Dr Carole Bloch is the director of The Project for the Study of Alternative Education in South Africa (PRAESA), which is driving the Nal’ibali reading-for-enjoyment campaign. Her own experience of reading is one that brought her to where she is now:
My favourite time all the way through school was at the end of a day, when our English teacher would say, “Put everything away, put your heads on your desks, shut your eyes and listen.” Then we’d travel in our minds through the vivid worlds of storybook authors, sometimes familiar and sometimes strange, but always carried by the familiar and accomplished rhythm of our teacher’s reading voice.
The sense of liberation and satisfaction that getting lost in a great story offered, expanded into confidence as we found our own voices in the excited discussions that would often follow. We learned by listening, thinking and talking about how we would have approached the quandaries and challenges set before the characters. Risky thinking and imaginings became possible because these were ‘just stories’ and in the often arid ‘answer-my-question’ education terrain of the apartheid years, this was where we became really free to express our ideas and emotions and deliberate on right and wrong, good and evil.
Back then I didn’t realise why it was so exhilarating and powerful, nor did I appreciate the educational point of it all. But now, as a literacy specialist, I do. And as we participate in World Read Aloud Day on the 5th March, let’s consider what value reading aloud has and whether this value is significant enough to bring about action by the masses of teachers and parents in South Africa. In the National Department of Education's CAPS curriculum, hefty official time-slots go to phonemic awareness and phonics, as well as shared and paired reading, accompanied by a directive to always use books at or below the child’s level of ability. Reading aloud is mentioned, even praised. But shame! It has no official time allotted to it in the teaching programme. We can change this!
Many, myself included, claim that it’s one of the most important activities we can do with children of all ages, even when they can read for themselves – and that it sets in place, above all else, the foundations of a reading nation.
Another powerful, yet little appreciated, reason from a literacy-learning perspective for caring adults to read aloud to a child – not just on World Read Aloud Day, but every day – is that the more rich, metaphorical story-language children hear, the more chance they have to understand what they read when they are on their learning-to-read journeys. This is because when anyone reads, or learns to read, they always bring the knowledge and information already in their mind to make their own personal meaning from the print. The richer their experiences, the more they understand. Nobody merely decodes print, except perhaps with a foreign language. That's when one ‘barks at print’ and understands nothing. Decoding is NOT the first step to learning to read. It is but one of several essential steps.

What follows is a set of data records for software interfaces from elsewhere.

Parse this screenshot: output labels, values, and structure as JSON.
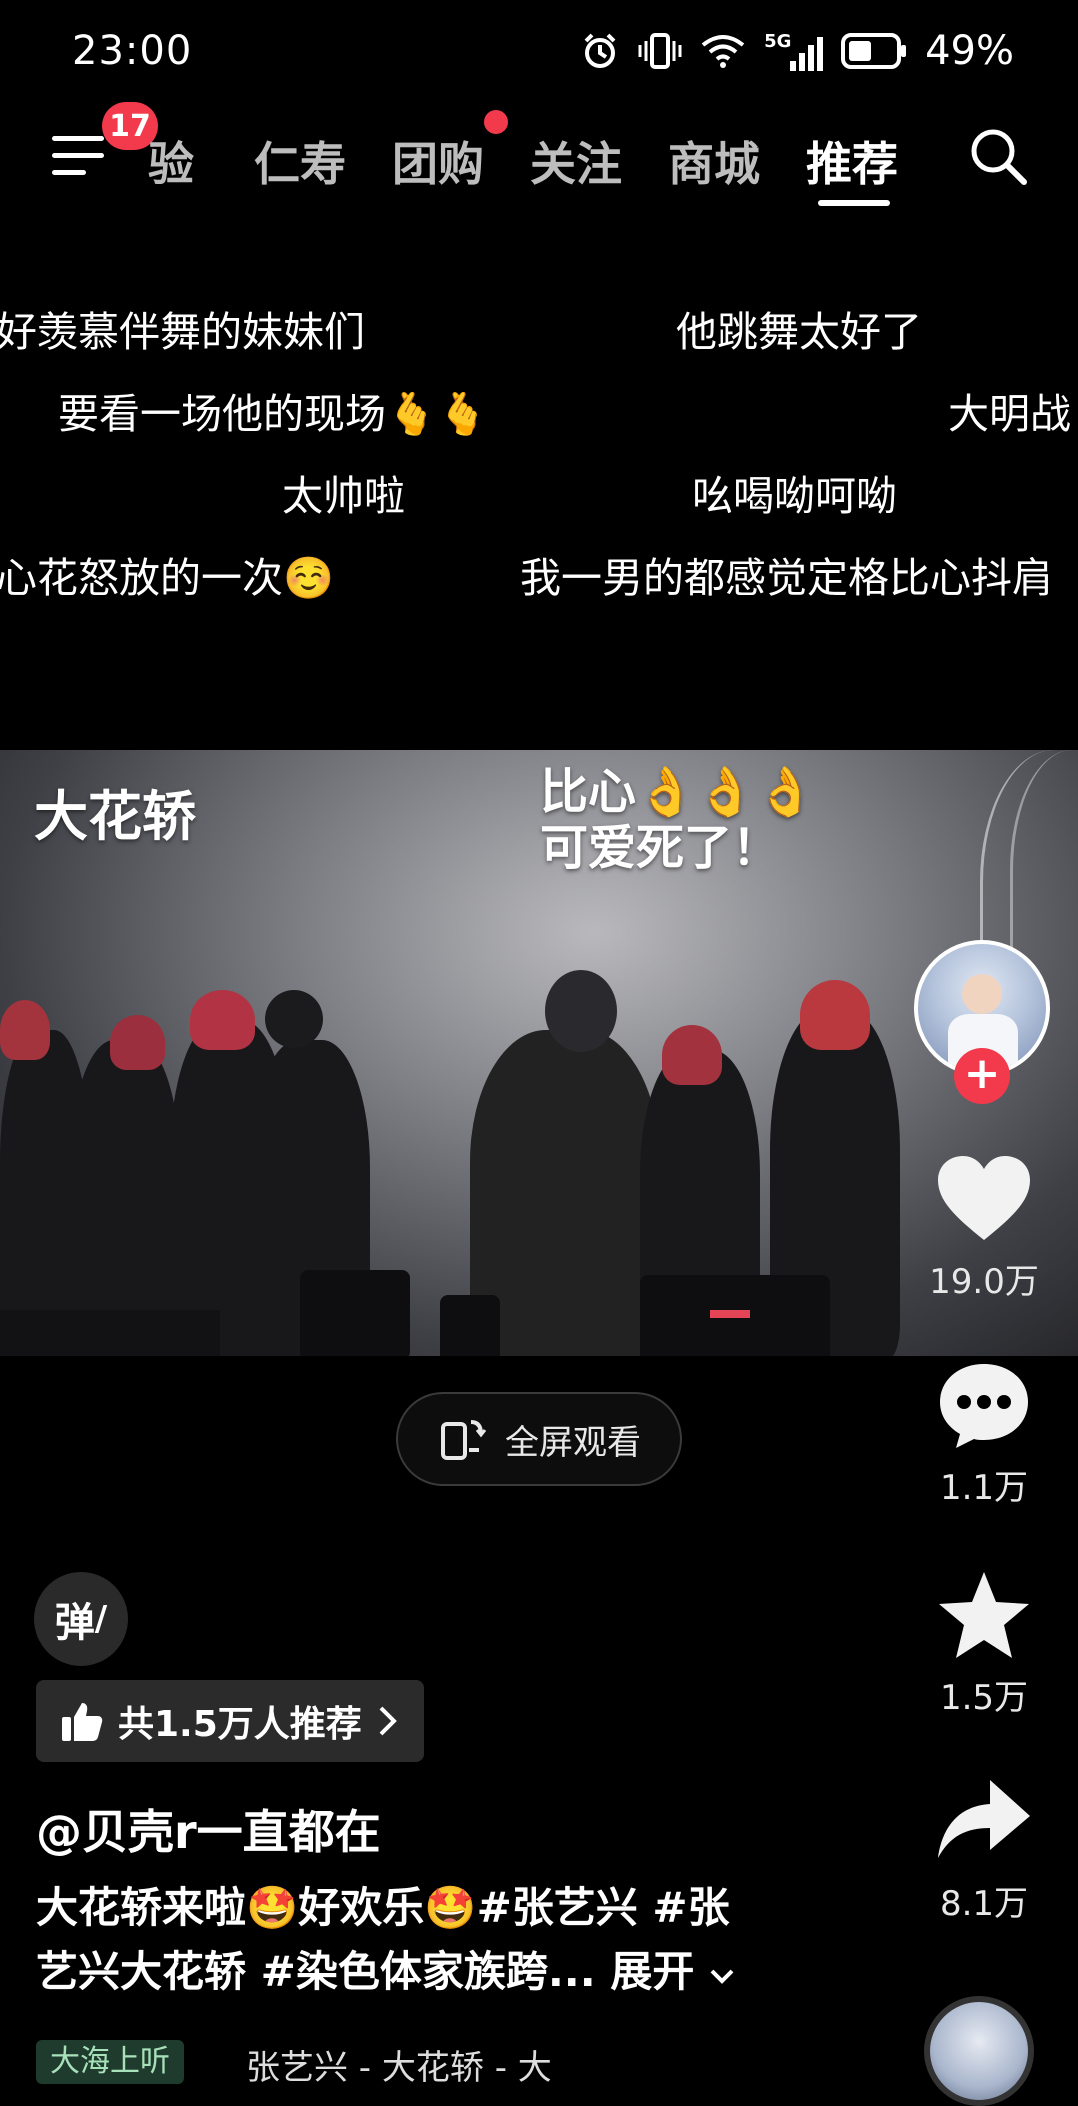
{
  "status_bar": {
    "time": "23:00",
    "network": "5G",
    "battery": "49%"
  },
  "nav": {
    "badge_count": "17",
    "tabs": [
      {
        "label": "验"
      },
      {
        "label": "仁寿"
      },
      {
        "label": "团购"
      },
      {
        "label": "关注"
      },
      {
        "label": "商城"
      },
      {
        "label": "推荐"
      }
    ]
  },
  "danmaku": [
    "好羡慕伴舞的妹妹们",
    "他跳舞太好了",
    "要看一场他的现场🫰🫰",
    "大明战",
    "太帅啦",
    "吆喝呦呵呦",
    "心花怒放的一次☺️",
    "我一男的都感觉定格比心抖肩"
  ],
  "video": {
    "title_overlay": "大花轿",
    "caption_line1": "比心👌👌👌",
    "caption_line2": "可爱死了！"
  },
  "fullscreen_button": {
    "label": "全屏观看"
  },
  "actions": {
    "likes": "19.0万",
    "comments": "1.1万",
    "favorites": "1.5万",
    "shares": "8.1万"
  },
  "danmaku_toggle": {
    "label": "弹"
  },
  "recommend": {
    "label": "共1.5万人推荐"
  },
  "post": {
    "author": "@贝壳r一直都在",
    "description_line1": "大花轿来啦🤩好欢乐🤩#张艺兴 #张",
    "description_line2": "艺兴大花轿 #染色体家族跨...",
    "expand_label": "展开"
  },
  "music": {
    "tag": "大海上听",
    "text": "张艺兴 - 大花轿 - 大"
  },
  "colors": {
    "accent_red": "#f23a4c",
    "background": "#000000"
  }
}
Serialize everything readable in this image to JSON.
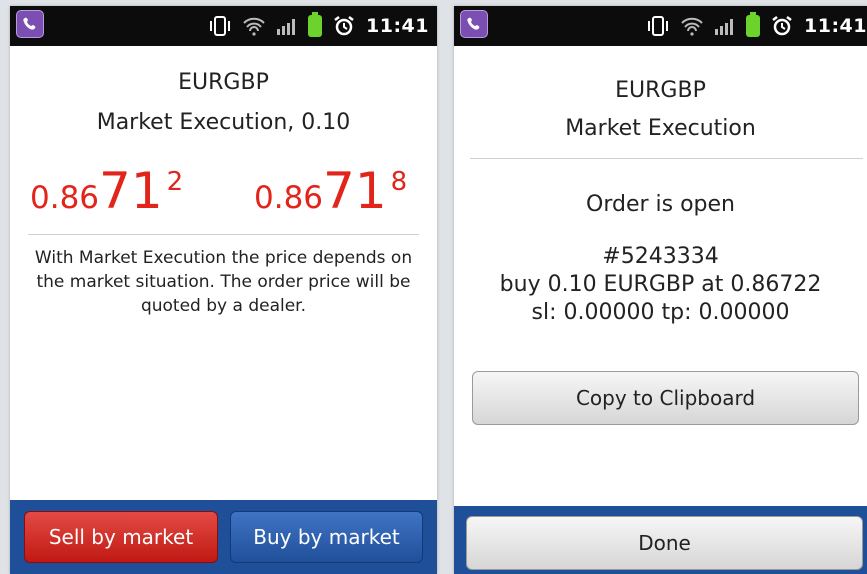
{
  "status_bar": {
    "time": "11:41"
  },
  "left_screen": {
    "symbol": "EURGBP",
    "subtitle": "Market Execution, 0.10",
    "sell_price": {
      "prefix": "0.86",
      "big": "71",
      "small": "2"
    },
    "buy_price": {
      "prefix": "0.86",
      "big": "71",
      "small": "8"
    },
    "info": "With Market Execution the price depends on the market situation. The order price will be quoted by a dealer.",
    "sell_button": "Sell by market",
    "buy_button": "Buy by market"
  },
  "right_screen": {
    "symbol": "EURGBP",
    "subtitle": "Market Execution",
    "status": "Order is open",
    "order_id": "#5243334",
    "order_detail": "buy 0.10 EURGBP at 0.86722",
    "sl_tp": "sl: 0.00000 tp: 0.00000",
    "copy_button": "Copy to Clipboard",
    "done_button": "Done"
  },
  "colors": {
    "price_red": "#e1251b",
    "sell_red": "#d0302a",
    "buy_blue": "#2b5fae",
    "bar_blue": "#1e4f98",
    "battery_green": "#6cd22c",
    "viber_purple": "#7b4fb2"
  },
  "icons": [
    "viber-icon",
    "vibrate-icon",
    "wifi-icon",
    "signal-icon",
    "battery-icon",
    "alarm-icon"
  ]
}
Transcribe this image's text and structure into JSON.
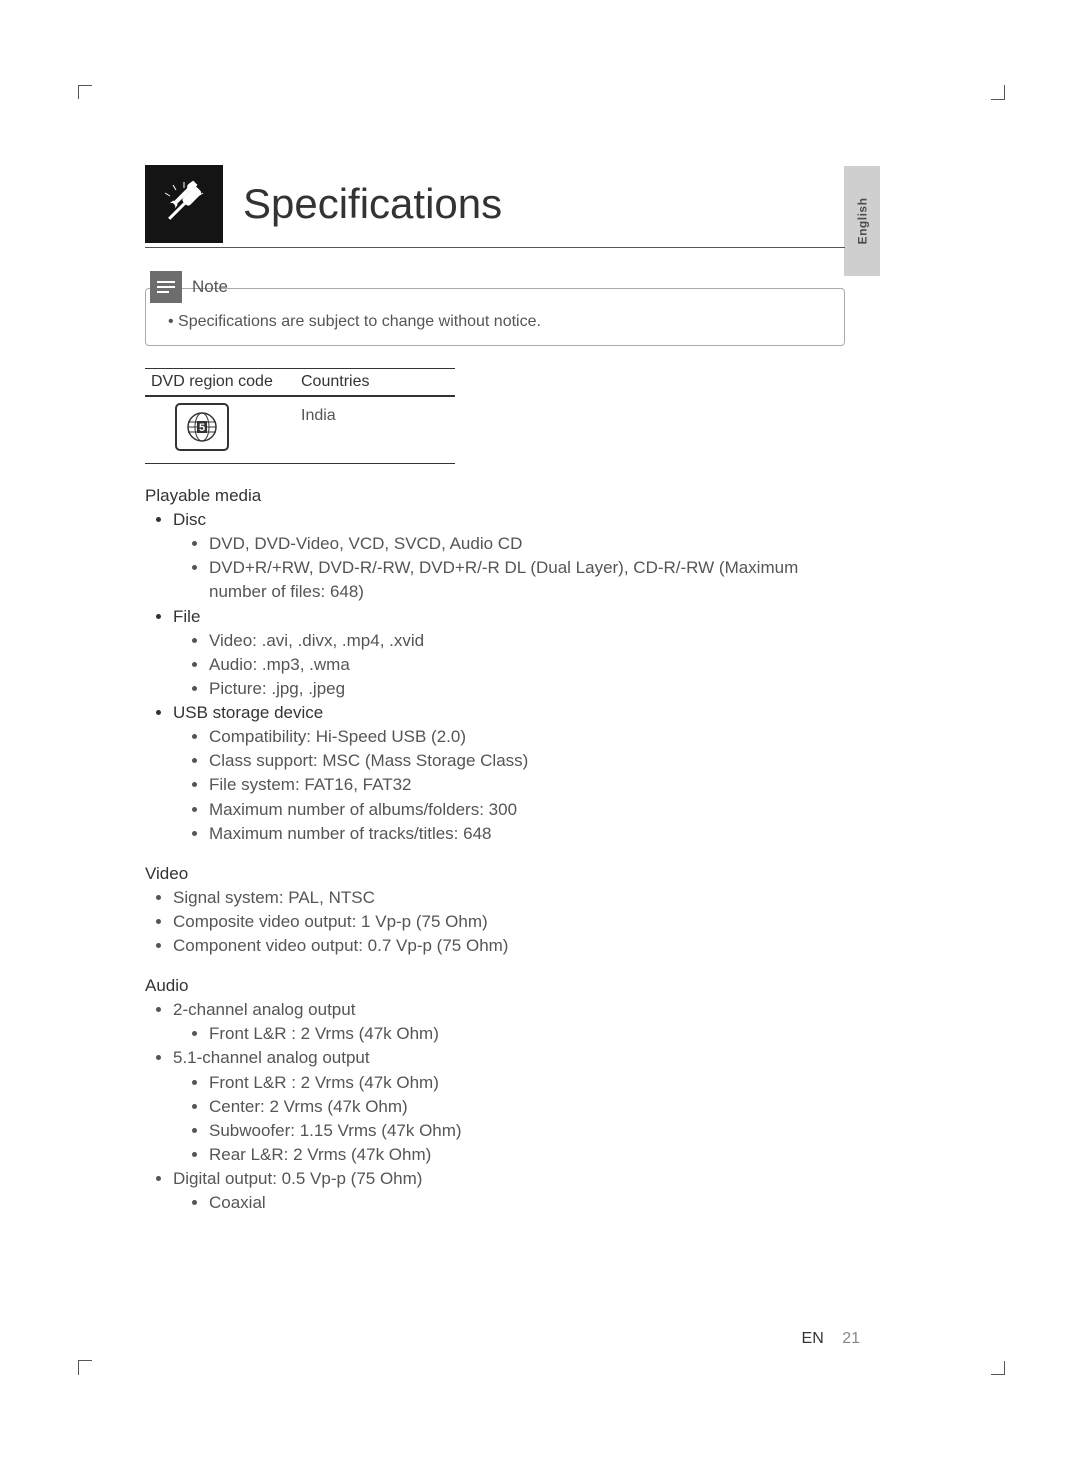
{
  "language_tab": "English",
  "title": "Specifications",
  "note": {
    "label": "Note",
    "text": "Specifications are subject to change without notice."
  },
  "region_table": {
    "headers": {
      "code": "DVD region code",
      "countries": "Countries"
    },
    "row": {
      "region_number": "5",
      "countries": "India"
    }
  },
  "sections": {
    "playable_media": {
      "heading": "Playable media",
      "disc_label": "Disc",
      "disc_items": {
        "a": "DVD, DVD-Video, VCD, SVCD, Audio CD",
        "b": "DVD+R/+RW, DVD-R/-RW, DVD+R/-R DL (Dual Layer), CD-R/-RW (Maximum number of files: 648)"
      },
      "file_label": "File",
      "file_items": {
        "a": "Video: .avi, .divx, .mp4, .xvid",
        "b": "Audio: .mp3, .wma",
        "c": "Picture: .jpg, .jpeg"
      },
      "usb_label": "USB storage device",
      "usb_items": {
        "a": "Compatibility: Hi-Speed USB (2.0)",
        "b": "Class support: MSC (Mass Storage Class)",
        "c": "File system: FAT16, FAT32",
        "d": "Maximum number of albums/folders: 300",
        "e": "Maximum number of tracks/titles: 648"
      }
    },
    "video": {
      "heading": "Video",
      "items": {
        "a": "Signal system: PAL, NTSC",
        "b": "Composite video output: 1 Vp-p (75 Ohm)",
        "c": "Component video output: 0.7 Vp-p (75 Ohm)"
      }
    },
    "audio": {
      "heading": "Audio",
      "two_ch_label": "2-channel analog output",
      "two_ch_items": {
        "a": "Front L&R : 2 Vrms (47k Ohm)"
      },
      "five_ch_label": "5.1-channel analog output",
      "five_ch_items": {
        "a": "Front L&R : 2 Vrms (47k Ohm)",
        "b": "Center: 2 Vrms (47k Ohm)",
        "c": "Subwoofer: 1.15 Vrms (47k Ohm)",
        "d": "Rear L&R: 2 Vrms (47k Ohm)"
      },
      "digital_label": "Digital output: 0.5 Vp-p (75 Ohm)",
      "digital_items": {
        "a": "Coaxial"
      }
    }
  },
  "footer": {
    "lang": "EN",
    "page": "21"
  }
}
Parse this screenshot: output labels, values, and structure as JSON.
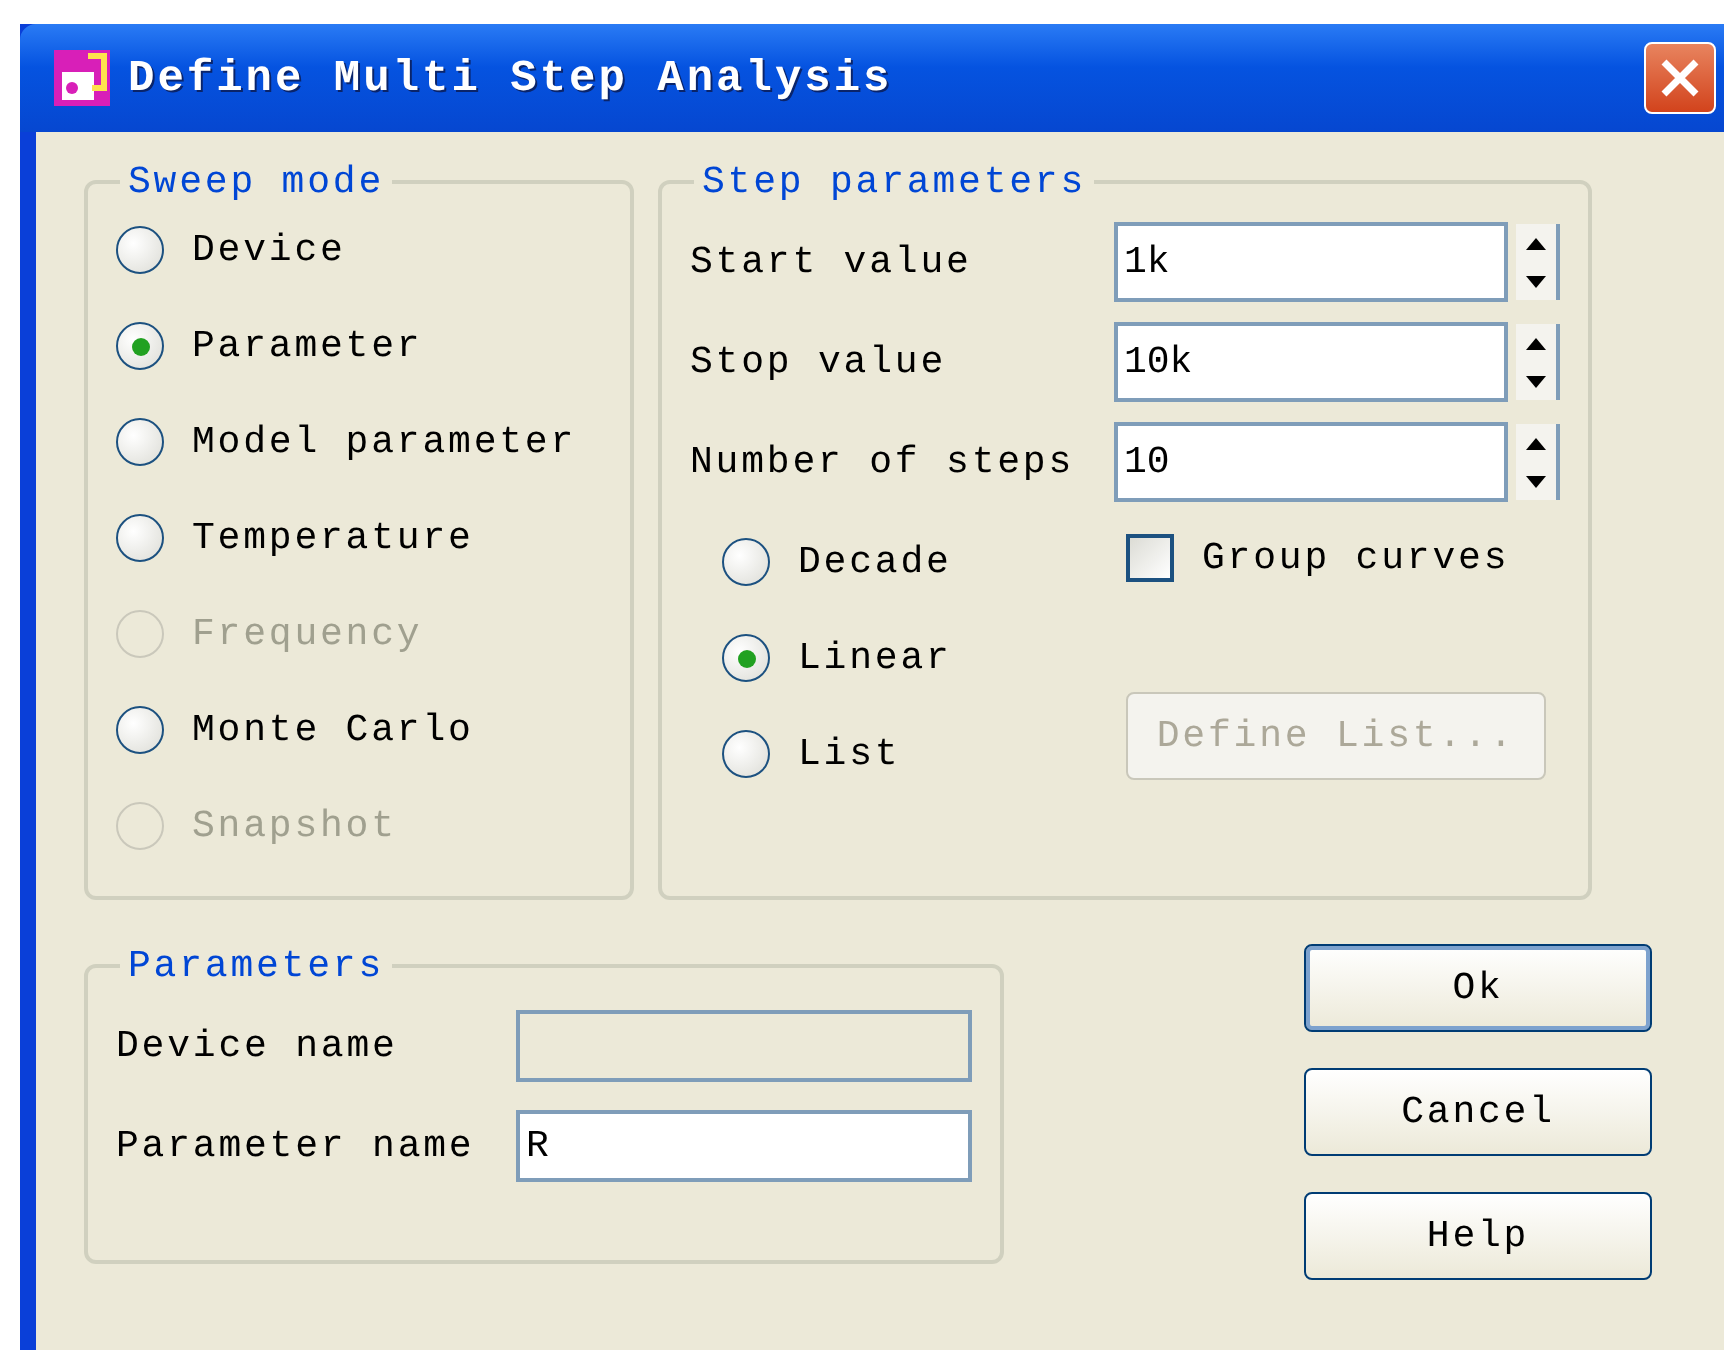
{
  "window": {
    "title": "Define Multi Step Analysis"
  },
  "sweep_mode": {
    "title": "Sweep mode",
    "options": [
      {
        "label": "Device",
        "selected": false,
        "disabled": false
      },
      {
        "label": "Parameter",
        "selected": true,
        "disabled": false
      },
      {
        "label": "Model parameter",
        "selected": false,
        "disabled": false
      },
      {
        "label": "Temperature",
        "selected": false,
        "disabled": false
      },
      {
        "label": "Frequency",
        "selected": false,
        "disabled": true
      },
      {
        "label": "Monte Carlo",
        "selected": false,
        "disabled": false
      },
      {
        "label": "Snapshot",
        "selected": false,
        "disabled": true
      }
    ]
  },
  "step_parameters": {
    "title": "Step parameters",
    "fields": [
      {
        "label": "Start value",
        "value": "1k"
      },
      {
        "label": "Stop value",
        "value": "10k"
      },
      {
        "label": "Number of steps",
        "value": "10"
      }
    ],
    "scales": [
      {
        "label": "Decade",
        "selected": false
      },
      {
        "label": "Linear",
        "selected": true
      },
      {
        "label": "List",
        "selected": false
      }
    ],
    "group_curves": {
      "label": "Group curves",
      "checked": false
    },
    "define_list_button": {
      "label": "Define List...",
      "disabled": true
    }
  },
  "parameters": {
    "title": "Parameters",
    "fields": [
      {
        "label": "Device name",
        "disabled": true
      },
      {
        "label": "Parameter name",
        "value": "R",
        "disabled": false
      }
    ]
  },
  "buttons": [
    {
      "label": "Ok",
      "default": true
    },
    {
      "label": "Cancel",
      "default": false
    },
    {
      "label": "Help",
      "default": false
    }
  ]
}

Then, of course, stories we read aloud to children can be longer and include details and levels of complexity they generally cannot access on their own, but are quite capable of grasping with our support. Because the content of great stories includes sophisticated accounts and descriptions of plots, events and characters; information, perspectives and values; hearing stories read well encourages the growth of necessary literate thinking tools like knowing how to solve problems, evaluate, analyse, compare and empathise.
But for all this to happen, children need interactive role models to emulate. Adults have the power to choose what to read and where these young minds should travel. They are the life-givers to every story they share as they help to ignite a passion for things narrative – and to motivate a desire to read in youngsters.
Too many of us have grown up without being read to, so we may have small or non-existent story repertoires to recommend to others. Nor are many of us adept at reading aloud. But we can do it! The fact is that practice makes perfect. Adults and children alike develop as readers, story by story and book by book. What’s good for the child is good for the adult!
So help us revalue stories at school and at home. Download our special read-aloud story, retold by South African author Wendy Hartmann and available in all 11 official languages, to take part in the Nal’ibali reading-for-enjoyment campaign’s annual World Read Aloud Day drive on March 5, 2014.
This article originally appeared in the Cape Times, 5 March 2014. For more info, visit www.praesa.org.za